A watch said to have been custom made as a gift from George Washington to Alexander McGillivray, an 18th century Creek leader, was featured in the June 6 episode of “Cajun Pawn Stars” on the History Channel.
The Natchez Democrat reported that the watch was given to McGillivray to help convince him to sign the 1790 Treaty of New York in which the Creeks ceded a significant portion of their hunting ground to the United States and the U.S. granted the Creeks the right to punish non-Indian trespassers on their land.
McGillivray, also known as Hoboi-Hili-Miko, was the son of a Scottish trader named Lachlan McGillivray. His mother was Sehoy, a member of the Creek Wind Clan. “Alexander spent his first six years fully immersed in the matrilineal Creek society, under the guidance of his mother and other members of her clan,” says the Encyclopedia of Alabama. “In addition to learning the Muskogee language, he also was immersed in the daily customs and seasonal rituals that defined Creek society.”
As part of the 1790 treaty he became a brigadier general of the U.S. Army and received a salary of $100 per month. The treaty also ended the Spanish monopoly of trade with the Creeks. Read more about the treaty here.
The 222-year-old watch is still partially owned by Finley Hootsell, owner of Natchez Pawn & Jewelry in Natchez, Mississippi and Concordia Pawn and Gun in Vidalia, Louisiana, after he chose not to sell it on “Cajun Pawn Stars.”

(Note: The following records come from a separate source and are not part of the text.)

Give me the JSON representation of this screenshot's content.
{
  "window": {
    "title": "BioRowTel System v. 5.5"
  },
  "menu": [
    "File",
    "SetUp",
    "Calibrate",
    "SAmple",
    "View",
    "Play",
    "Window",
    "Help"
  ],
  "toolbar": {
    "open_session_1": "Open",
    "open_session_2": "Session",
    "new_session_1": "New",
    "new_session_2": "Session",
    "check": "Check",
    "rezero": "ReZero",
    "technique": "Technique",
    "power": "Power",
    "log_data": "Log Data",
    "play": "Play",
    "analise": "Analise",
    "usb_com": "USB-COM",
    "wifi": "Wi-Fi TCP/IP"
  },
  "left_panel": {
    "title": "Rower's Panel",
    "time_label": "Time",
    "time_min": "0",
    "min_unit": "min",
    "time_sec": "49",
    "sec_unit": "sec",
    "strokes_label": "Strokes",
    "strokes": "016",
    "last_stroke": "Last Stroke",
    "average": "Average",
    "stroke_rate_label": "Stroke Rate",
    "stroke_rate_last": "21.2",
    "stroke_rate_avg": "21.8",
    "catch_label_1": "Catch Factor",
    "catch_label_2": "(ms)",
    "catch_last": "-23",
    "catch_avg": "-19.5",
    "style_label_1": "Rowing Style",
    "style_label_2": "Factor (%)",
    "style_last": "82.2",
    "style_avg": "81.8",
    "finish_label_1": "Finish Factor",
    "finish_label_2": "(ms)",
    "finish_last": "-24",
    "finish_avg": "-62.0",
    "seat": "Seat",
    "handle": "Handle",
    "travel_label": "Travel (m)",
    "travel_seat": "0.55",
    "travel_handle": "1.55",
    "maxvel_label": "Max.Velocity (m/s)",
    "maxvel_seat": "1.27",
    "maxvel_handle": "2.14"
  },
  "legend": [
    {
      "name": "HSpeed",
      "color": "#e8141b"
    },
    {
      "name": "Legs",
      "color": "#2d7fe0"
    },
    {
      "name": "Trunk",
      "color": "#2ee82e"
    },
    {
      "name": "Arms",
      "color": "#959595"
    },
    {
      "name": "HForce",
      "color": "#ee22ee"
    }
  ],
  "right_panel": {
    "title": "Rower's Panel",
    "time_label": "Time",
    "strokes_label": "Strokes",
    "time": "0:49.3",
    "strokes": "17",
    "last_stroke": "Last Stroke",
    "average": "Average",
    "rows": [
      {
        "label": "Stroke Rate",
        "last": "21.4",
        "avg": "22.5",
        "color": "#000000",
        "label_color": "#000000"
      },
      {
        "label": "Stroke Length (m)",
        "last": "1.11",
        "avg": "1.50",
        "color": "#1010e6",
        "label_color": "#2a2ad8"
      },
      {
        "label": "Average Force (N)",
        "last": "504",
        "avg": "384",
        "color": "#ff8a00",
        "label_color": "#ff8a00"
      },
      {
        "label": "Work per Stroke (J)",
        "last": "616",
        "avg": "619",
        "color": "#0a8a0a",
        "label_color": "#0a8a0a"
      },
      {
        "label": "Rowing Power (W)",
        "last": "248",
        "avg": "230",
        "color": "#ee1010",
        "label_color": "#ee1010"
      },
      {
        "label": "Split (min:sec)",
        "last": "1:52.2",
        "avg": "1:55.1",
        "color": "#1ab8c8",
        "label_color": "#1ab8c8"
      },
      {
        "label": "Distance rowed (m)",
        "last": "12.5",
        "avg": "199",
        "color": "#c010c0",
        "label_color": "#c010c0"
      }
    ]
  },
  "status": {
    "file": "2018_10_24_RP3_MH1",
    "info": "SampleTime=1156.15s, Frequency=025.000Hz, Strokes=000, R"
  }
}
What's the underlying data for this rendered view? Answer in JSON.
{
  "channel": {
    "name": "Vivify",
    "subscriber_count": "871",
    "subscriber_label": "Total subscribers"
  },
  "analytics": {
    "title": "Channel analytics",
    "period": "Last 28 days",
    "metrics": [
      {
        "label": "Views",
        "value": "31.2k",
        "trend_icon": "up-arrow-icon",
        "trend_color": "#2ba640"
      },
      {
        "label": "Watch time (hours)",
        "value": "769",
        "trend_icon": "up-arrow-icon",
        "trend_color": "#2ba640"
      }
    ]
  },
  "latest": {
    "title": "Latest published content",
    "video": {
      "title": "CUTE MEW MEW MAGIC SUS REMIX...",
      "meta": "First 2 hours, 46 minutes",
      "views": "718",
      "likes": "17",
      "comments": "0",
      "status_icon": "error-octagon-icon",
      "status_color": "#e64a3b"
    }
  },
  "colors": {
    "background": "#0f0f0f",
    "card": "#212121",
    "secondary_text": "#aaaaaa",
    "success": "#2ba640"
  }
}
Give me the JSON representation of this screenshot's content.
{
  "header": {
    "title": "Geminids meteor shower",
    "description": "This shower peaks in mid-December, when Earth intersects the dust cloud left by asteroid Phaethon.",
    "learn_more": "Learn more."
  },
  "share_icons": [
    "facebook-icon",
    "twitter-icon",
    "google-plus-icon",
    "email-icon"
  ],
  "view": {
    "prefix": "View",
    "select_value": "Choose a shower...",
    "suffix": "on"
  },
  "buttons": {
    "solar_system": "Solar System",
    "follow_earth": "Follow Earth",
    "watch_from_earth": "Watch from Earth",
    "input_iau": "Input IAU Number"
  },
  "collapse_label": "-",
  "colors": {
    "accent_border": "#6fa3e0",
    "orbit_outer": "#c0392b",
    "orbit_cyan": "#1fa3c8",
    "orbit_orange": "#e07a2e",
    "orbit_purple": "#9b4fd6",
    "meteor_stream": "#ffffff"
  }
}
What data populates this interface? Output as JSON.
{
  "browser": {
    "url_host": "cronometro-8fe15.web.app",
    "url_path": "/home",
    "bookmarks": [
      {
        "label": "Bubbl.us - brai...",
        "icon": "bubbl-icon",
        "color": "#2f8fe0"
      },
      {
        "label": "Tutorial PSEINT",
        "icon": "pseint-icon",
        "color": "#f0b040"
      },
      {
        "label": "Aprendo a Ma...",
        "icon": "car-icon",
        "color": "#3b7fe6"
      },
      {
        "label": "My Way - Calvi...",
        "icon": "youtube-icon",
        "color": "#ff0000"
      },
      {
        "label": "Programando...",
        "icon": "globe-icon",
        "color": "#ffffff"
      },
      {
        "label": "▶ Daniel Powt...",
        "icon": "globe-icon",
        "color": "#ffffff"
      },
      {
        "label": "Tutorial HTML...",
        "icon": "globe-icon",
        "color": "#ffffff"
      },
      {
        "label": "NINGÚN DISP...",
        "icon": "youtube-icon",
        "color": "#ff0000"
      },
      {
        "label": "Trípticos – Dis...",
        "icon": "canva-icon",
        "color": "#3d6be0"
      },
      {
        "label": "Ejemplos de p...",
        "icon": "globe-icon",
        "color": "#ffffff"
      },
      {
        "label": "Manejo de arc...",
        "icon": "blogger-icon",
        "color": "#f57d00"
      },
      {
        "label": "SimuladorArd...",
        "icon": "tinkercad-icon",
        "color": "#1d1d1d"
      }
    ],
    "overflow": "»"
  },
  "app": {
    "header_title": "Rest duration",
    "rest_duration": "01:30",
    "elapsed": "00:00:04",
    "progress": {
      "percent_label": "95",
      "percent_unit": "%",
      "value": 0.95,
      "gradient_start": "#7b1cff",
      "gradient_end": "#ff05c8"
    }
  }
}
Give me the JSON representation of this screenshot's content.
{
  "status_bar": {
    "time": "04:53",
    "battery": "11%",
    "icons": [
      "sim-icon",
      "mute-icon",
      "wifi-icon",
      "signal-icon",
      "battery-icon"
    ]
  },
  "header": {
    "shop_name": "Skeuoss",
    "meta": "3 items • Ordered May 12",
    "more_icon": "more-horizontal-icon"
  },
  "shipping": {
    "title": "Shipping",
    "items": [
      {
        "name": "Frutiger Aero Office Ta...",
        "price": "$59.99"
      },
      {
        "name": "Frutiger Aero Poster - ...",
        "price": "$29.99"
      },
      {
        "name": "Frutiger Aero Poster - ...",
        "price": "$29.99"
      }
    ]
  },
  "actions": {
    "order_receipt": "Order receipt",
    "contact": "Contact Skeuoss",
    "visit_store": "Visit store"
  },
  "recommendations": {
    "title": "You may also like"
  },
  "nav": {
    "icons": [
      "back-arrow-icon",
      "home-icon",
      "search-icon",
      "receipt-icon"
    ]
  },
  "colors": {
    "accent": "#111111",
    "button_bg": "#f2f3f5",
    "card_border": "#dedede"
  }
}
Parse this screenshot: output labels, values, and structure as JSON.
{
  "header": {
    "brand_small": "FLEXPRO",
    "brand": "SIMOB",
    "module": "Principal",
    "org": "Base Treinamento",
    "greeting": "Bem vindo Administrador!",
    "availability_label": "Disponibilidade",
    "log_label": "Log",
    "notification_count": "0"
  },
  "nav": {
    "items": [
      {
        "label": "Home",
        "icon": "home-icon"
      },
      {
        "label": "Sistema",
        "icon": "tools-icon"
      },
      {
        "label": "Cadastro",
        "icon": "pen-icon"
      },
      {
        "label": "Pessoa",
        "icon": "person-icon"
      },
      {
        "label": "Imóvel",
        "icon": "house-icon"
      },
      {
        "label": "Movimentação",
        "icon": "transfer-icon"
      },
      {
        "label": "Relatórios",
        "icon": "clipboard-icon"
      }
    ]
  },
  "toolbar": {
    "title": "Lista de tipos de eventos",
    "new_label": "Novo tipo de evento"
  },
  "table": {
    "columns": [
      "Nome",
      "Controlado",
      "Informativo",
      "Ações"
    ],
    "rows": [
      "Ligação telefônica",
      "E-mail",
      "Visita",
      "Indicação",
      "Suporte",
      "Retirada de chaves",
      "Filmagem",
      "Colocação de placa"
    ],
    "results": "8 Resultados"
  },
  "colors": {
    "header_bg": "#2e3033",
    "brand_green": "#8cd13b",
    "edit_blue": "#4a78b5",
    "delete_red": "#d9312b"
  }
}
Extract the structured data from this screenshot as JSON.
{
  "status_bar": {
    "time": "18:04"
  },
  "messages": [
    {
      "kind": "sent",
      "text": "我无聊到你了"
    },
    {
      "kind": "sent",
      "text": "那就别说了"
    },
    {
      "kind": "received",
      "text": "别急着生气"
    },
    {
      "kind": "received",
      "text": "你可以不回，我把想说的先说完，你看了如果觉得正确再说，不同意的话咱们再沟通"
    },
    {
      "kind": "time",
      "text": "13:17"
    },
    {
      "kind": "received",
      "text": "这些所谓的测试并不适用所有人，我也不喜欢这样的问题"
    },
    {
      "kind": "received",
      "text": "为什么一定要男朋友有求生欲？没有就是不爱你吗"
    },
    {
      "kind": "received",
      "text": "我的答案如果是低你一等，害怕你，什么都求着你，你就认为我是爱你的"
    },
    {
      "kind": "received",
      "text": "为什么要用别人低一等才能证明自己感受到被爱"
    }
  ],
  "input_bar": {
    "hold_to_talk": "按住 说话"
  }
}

“Anytime you can hold something that has a direct connection to George Washington, it’s a great feeling,” he told The Natchez Democrat. “This is a significant piece of American history.”